Thirdly, Katie Nicholas gave a presentation on setting up the ebookmatrix, a comparison site of some of the ebook providers in the marketplace. This looks like a hugely useful site for libraries, is easy to use, and contains a lot of other helpful information e.g. setting up WAYFless links, for example. It also sounded like the effort and research the team put into setting up the sytem was also something that should be of great interest and use to the ebook providers themselves as useful feedback on their services. I’m definitely going to share this with colleagues, it’s a great site.
The LISDIS team, fourthly, spoke to us about the LISDIS conference, the first of which took place in November last year. LISDIS stands for Library and Information Science Dissertations and the conference was set up to enable LIS students to share the research undertaken in their dissertations. The first conference was a great success and they got a large number of submissions which they had the difficult job of choosing from for the days programme of nine. I really liked the emphasis on increasing visibility of LIS research and think they’ve already achieved a lot with this. I’d be interested in the future to see whether it evolves into a platform to encourage collaboration amongst researchers, particularly in-post and cross-sector, as I think that would be a really interesting and vibrant area. They hope to have another conference soon so check out their website or @LISDISConf for more info.

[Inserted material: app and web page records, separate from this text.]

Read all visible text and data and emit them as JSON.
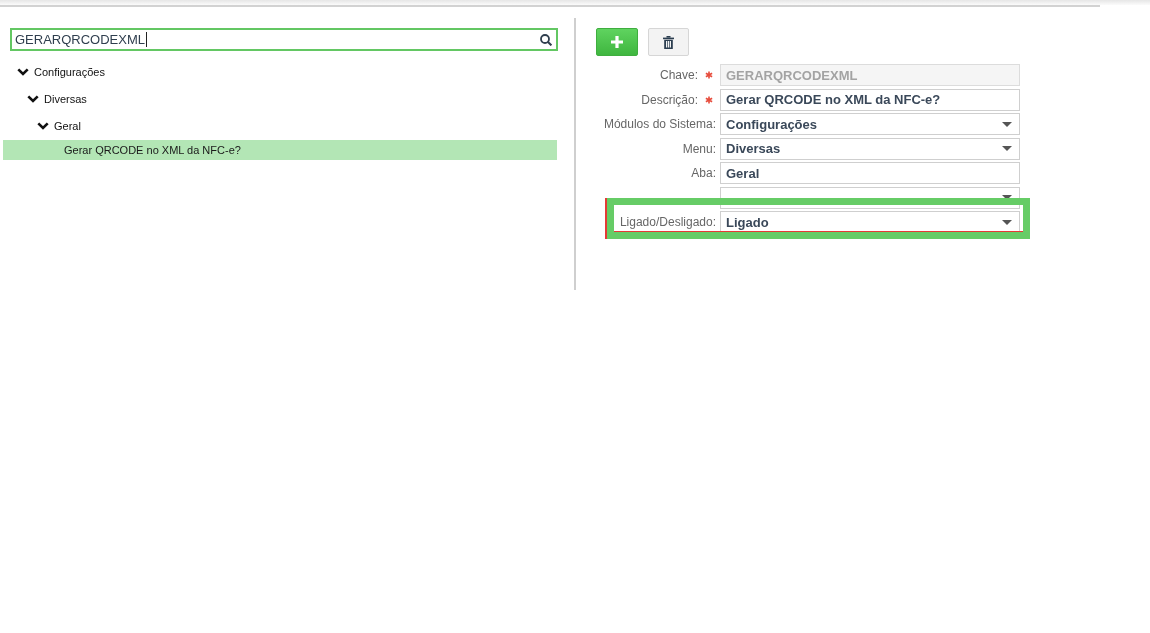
{
  "search": {
    "value": "GERARQRCODEXML"
  },
  "tree": [
    {
      "label": "Configurações",
      "expanded": true,
      "selected": false,
      "children": [
        {
          "label": "Diversas",
          "expanded": true,
          "selected": false,
          "children": [
            {
              "label": "Geral",
              "expanded": true,
              "selected": false,
              "children": [
                {
                  "label": "Gerar QRCODE no XML da NFC-e?",
                  "selected": true
                }
              ]
            }
          ]
        }
      ]
    }
  ],
  "toolbar": [
    {
      "kind": "add"
    },
    {
      "kind": "delete"
    }
  ],
  "form": [
    {
      "kind": "text",
      "label": "Chave:",
      "required": true,
      "disabled": true,
      "highlighted": false,
      "value": "GERARQRCODEXML"
    },
    {
      "kind": "text",
      "label": "Descrição:",
      "required": true,
      "disabled": false,
      "highlighted": false,
      "value": "Gerar QRCODE no XML da NFC-e?"
    },
    {
      "kind": "select",
      "label": "Módulos do Sistema:",
      "required": false,
      "disabled": false,
      "highlighted": false,
      "value": "Configurações"
    },
    {
      "kind": "select",
      "label": "Menu:",
      "required": false,
      "disabled": false,
      "highlighted": false,
      "value": "Diversas"
    },
    {
      "kind": "text",
      "label": "Aba:",
      "required": false,
      "disabled": false,
      "highlighted": false,
      "value": "Geral"
    },
    {
      "kind": "select",
      "required": false,
      "disabled": false,
      "highlighted": false
    },
    {
      "kind": "select",
      "label": "Ligado/Desligado:",
      "required": false,
      "disabled": false,
      "highlighted": true,
      "value": "Ligado"
    }
  ]
}
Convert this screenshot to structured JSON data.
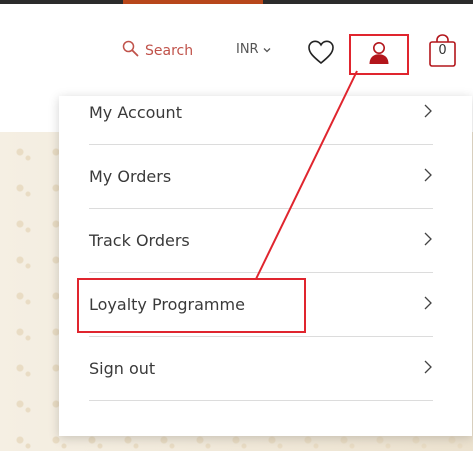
{
  "header": {
    "search_label": "Search",
    "currency": "INR",
    "cart_count": "0",
    "icons": {
      "search": "search-icon",
      "currency_chevron": "chevron-down-icon",
      "wishlist": "heart-icon",
      "account": "user-icon",
      "cart": "shopping-bag-icon"
    },
    "colors": {
      "search_text": "#c0524a",
      "account_icon": "#b3161c",
      "highlight": "#e0252e"
    }
  },
  "account_menu": {
    "items": [
      {
        "label": "My Account"
      },
      {
        "label": "My Orders"
      },
      {
        "label": "Track Orders"
      },
      {
        "label": "Loyalty Programme"
      },
      {
        "label": "Sign out"
      }
    ]
  }
}
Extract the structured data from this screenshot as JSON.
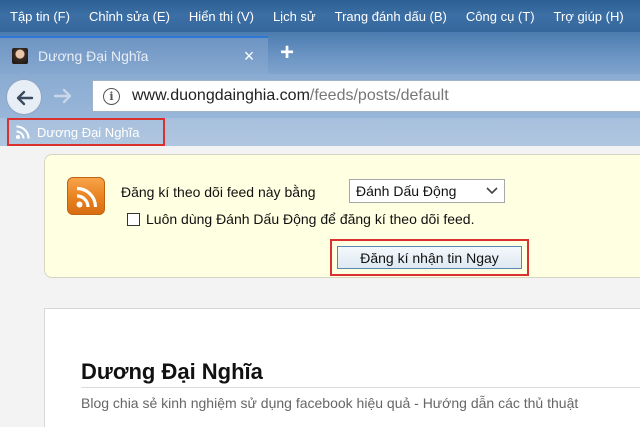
{
  "menubar": {
    "items": [
      {
        "label": "Tập tin (F)"
      },
      {
        "label": "Chỉnh sửa (E)"
      },
      {
        "label": "Hiển thị (V)"
      },
      {
        "label": "Lịch sử"
      },
      {
        "label": "Trang đánh dấu (B)"
      },
      {
        "label": "Công cụ (T)"
      },
      {
        "label": "Trợ giúp (H)"
      }
    ]
  },
  "tabs": {
    "active": {
      "title": "Dương Đại Nghĩa",
      "close": "×"
    },
    "new_tab": "+"
  },
  "navbar": {
    "url_domain": "www.duongdainghia.com",
    "url_path": "/feeds/posts/default"
  },
  "bookmarks": {
    "items": [
      {
        "label": "Dương Đại Nghĩa",
        "icon": "rss-icon"
      }
    ]
  },
  "feed_subscribe": {
    "prompt": "Đăng kí theo dõi feed này bằng",
    "reader_selected": "Đánh Dấu Động",
    "always_use_label": "Luôn dùng Đánh Dấu Động để đăng kí theo dõi feed.",
    "always_use_checked": false,
    "subscribe_button": "Đăng kí nhận tin Ngay"
  },
  "feed": {
    "title": "Dương Đại Nghĩa",
    "subtitle": "Blog chia sẻ kinh nghiệm sử dụng facebook hiệu quả - Hướng dẫn các thủ thuật"
  },
  "colors": {
    "menubar": "#35679c",
    "highlight_border": "#d9322e",
    "feed_panel_bg": "#ffffe1",
    "rss_orange": "#e8821f"
  }
}
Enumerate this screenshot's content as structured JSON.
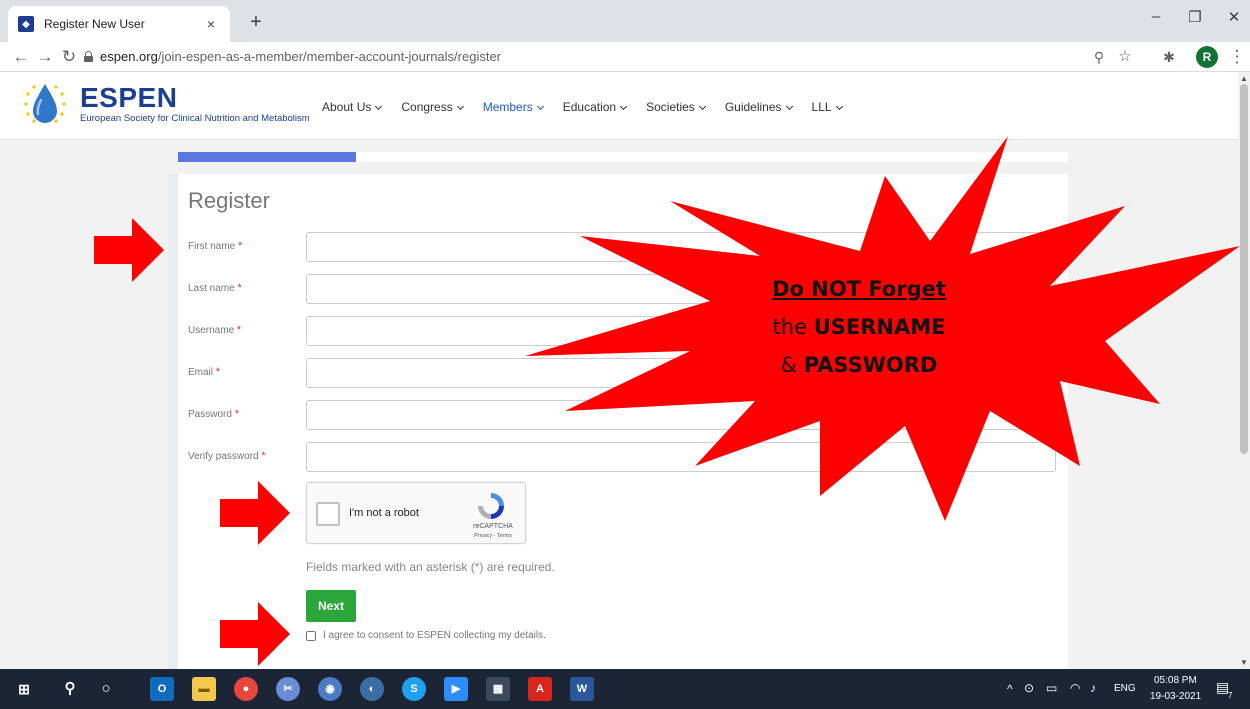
{
  "browser": {
    "tab_title": "Register New User",
    "tab_close": "×",
    "new_tab": "+",
    "url_host": "espen.org",
    "url_path": "/join-espen-as-a-member/member-account-journals/register",
    "profile_initial": "R"
  },
  "site": {
    "logo_name": "ESPEN",
    "logo_subtitle": "European Society for Clinical Nutrition and Metabolism",
    "nav": [
      {
        "label": "About Us",
        "active": false
      },
      {
        "label": "Congress",
        "active": false
      },
      {
        "label": "Members",
        "active": true
      },
      {
        "label": "Education",
        "active": false
      },
      {
        "label": "Societies",
        "active": false
      },
      {
        "label": "Guidelines",
        "active": false
      },
      {
        "label": "LLL",
        "active": false
      }
    ],
    "progress_fraction": 0.2
  },
  "form": {
    "title": "Register",
    "required_marker": "*",
    "fields": [
      {
        "label": "First name",
        "value": ""
      },
      {
        "label": "Last name",
        "value": ""
      },
      {
        "label": "Username",
        "value": ""
      },
      {
        "label": "Email",
        "value": ""
      },
      {
        "label": "Password",
        "value": ""
      },
      {
        "label": "Verify password",
        "value": ""
      }
    ],
    "captcha": {
      "label": "I'm not a robot",
      "brand": "reCAPTCHA",
      "links": "Privacy - Terms"
    },
    "required_note": "Fields marked with an asterisk (*) are required.",
    "next_label": "Next",
    "consent_label": "I agree to consent to ESPEN collecting my details."
  },
  "annotation": {
    "line1": "Do NOT Forget",
    "line2_prefix": "the ",
    "line2_bold": "USERNAME",
    "line3_prefix": "& ",
    "line3_bold": "PASSWORD",
    "color": "#ff0000"
  },
  "taskbar": {
    "lang": "ENG",
    "time": "05:08 PM",
    "date": "19-03-2021",
    "notification_count": "7"
  },
  "colors": {
    "brand": "#1c3f94",
    "progress": "#5a77e0",
    "next_button": "#2aa63a",
    "required": "#e0322c"
  }
}
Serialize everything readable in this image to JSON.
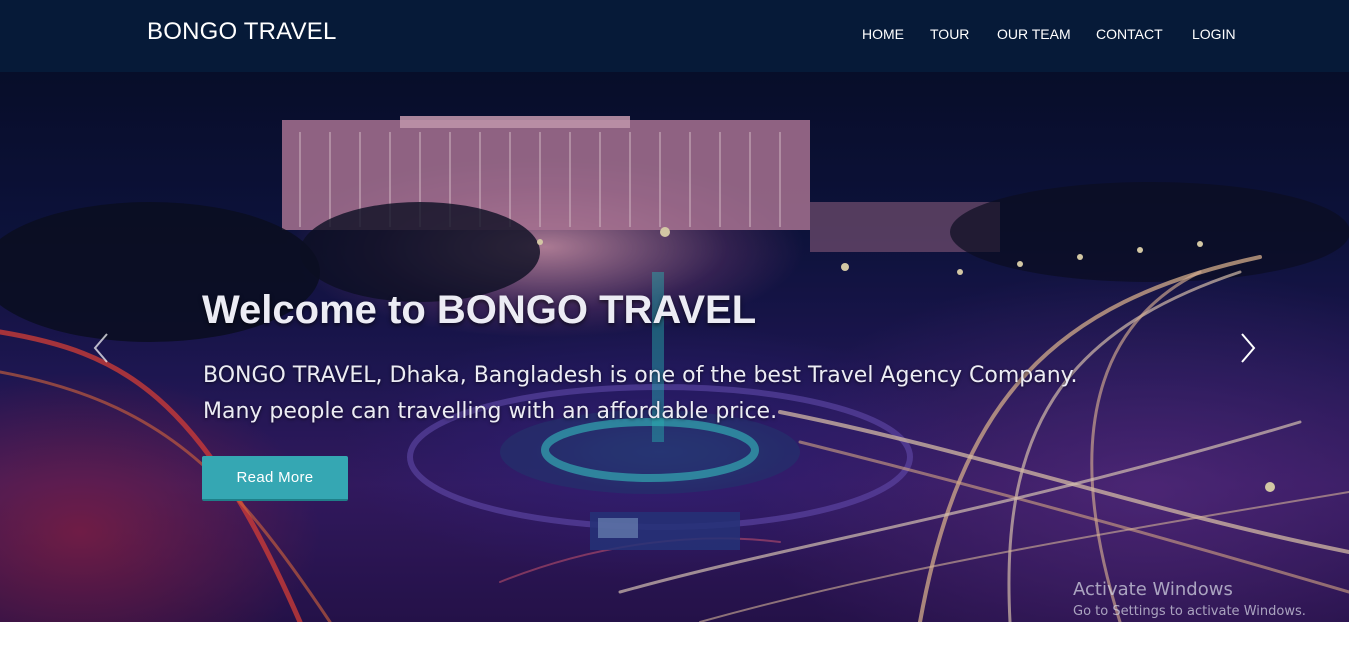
{
  "navbar": {
    "brand": "BONGO TRAVEL",
    "links": [
      "HOME",
      "TOUR",
      "OUR TEAM",
      "CONTACT",
      "LOGIN"
    ],
    "background": "#061a38"
  },
  "hero": {
    "title": "Welcome to BONGO TRAVEL",
    "description": "BONGO TRAVEL, Dhaka, Bangladesh is one of the best Travel Agency Company. Many people can travelling with an affordable price.",
    "button_label": "Read More",
    "button_color": "#35a7b3",
    "prev_icon": "chevron-left-icon",
    "next_icon": "chevron-right-icon"
  },
  "watermark": {
    "title": "Activate Windows",
    "subtitle": "Go to Settings to activate Windows."
  }
}
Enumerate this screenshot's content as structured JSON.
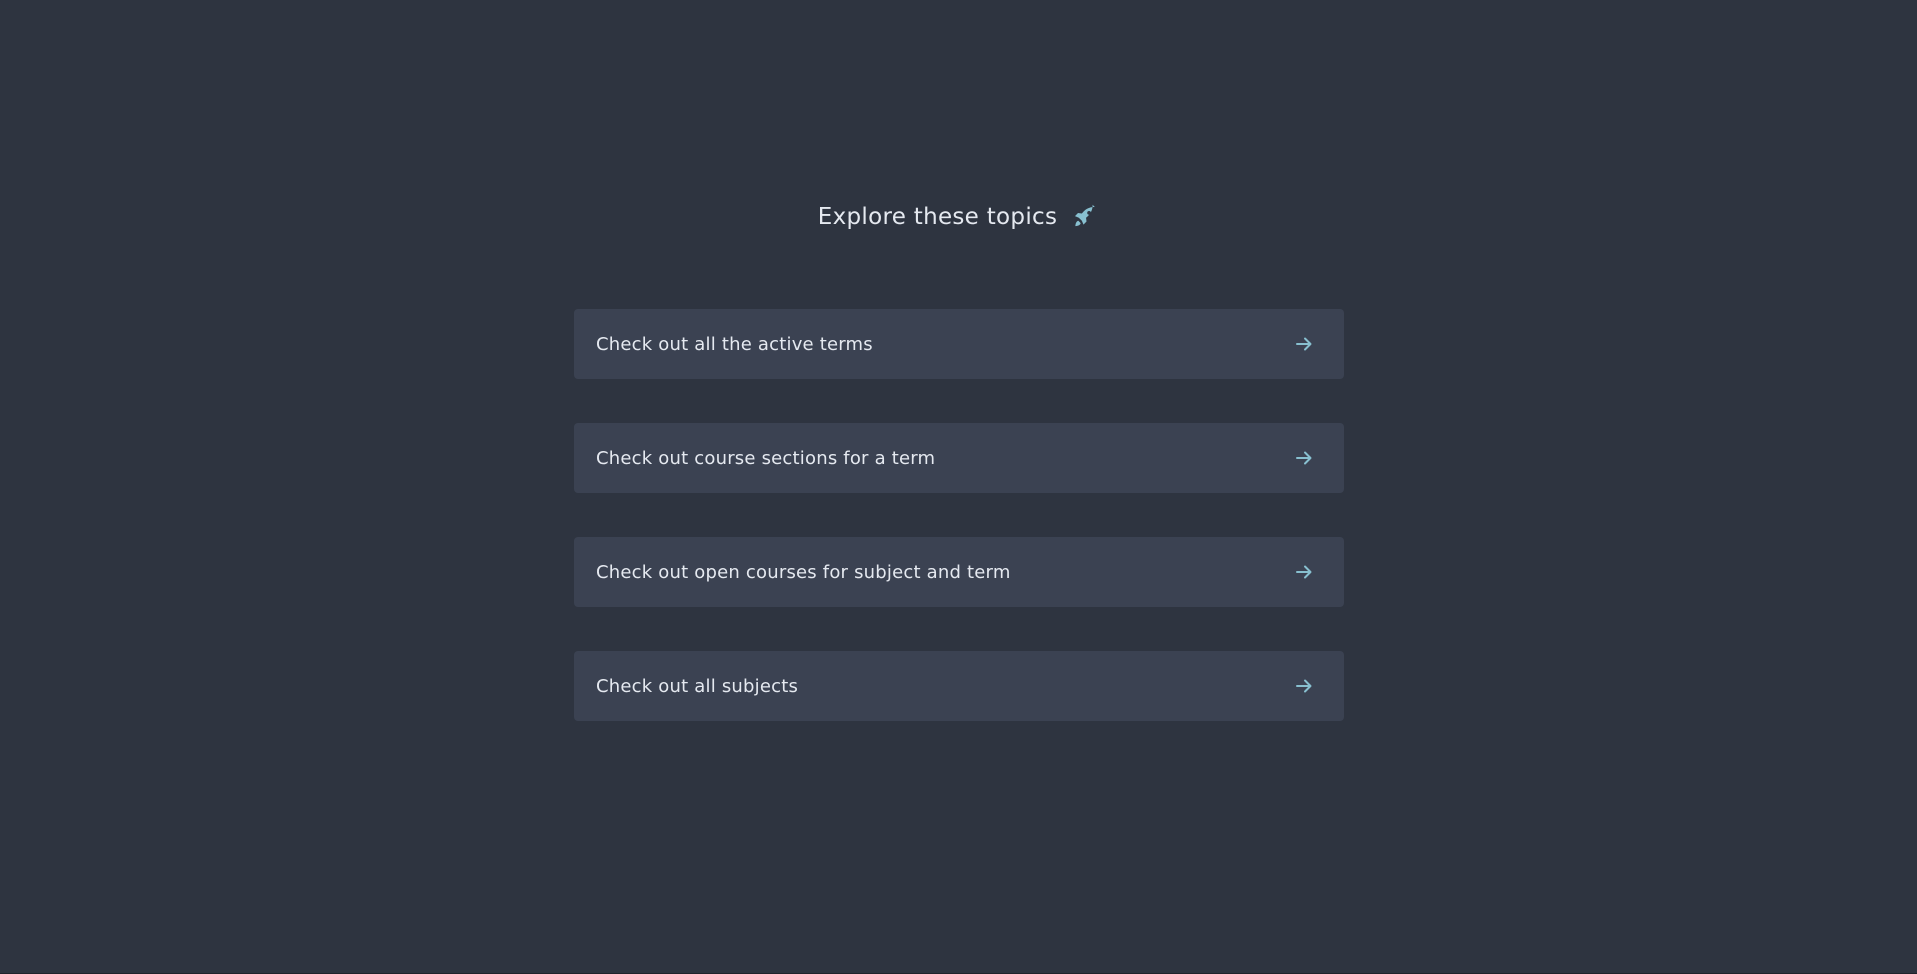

The afternoon session led by Emily Hopkins was on coding, and after a presentation giving us an introduction to coding we were able to get hands-on with some Python practice using free site Codecademy. Unfortunatley for me I couldn’t access the site properly on my browser, but I’ve used Codecademy before and it’s a good site to learn and get experience of coding and I recommend giving it a try. I’ll certainly be having a look at completing the Python work at home. These kinds of skills are becoming more sought after in the library and information professions, and as discussed at the event even if you don’t forsee yourself needing to use this kind of thing in your role it’s good to have an understanding of it as something you will no doubt come into contact with in one way or another.This was a really fun and practical session.
Overall a brilliant event from Manchester’s NLPN, a good venue, good speakers, and well attended (20-30 at a guess). It’s really good to have the opportunity to meet with others in the profession from a range of sectors and roles, and very motivating to hear about all the exciting things being done. I just wish that these kinds of events were given even more support to enable them to take place more frequently and during the working week!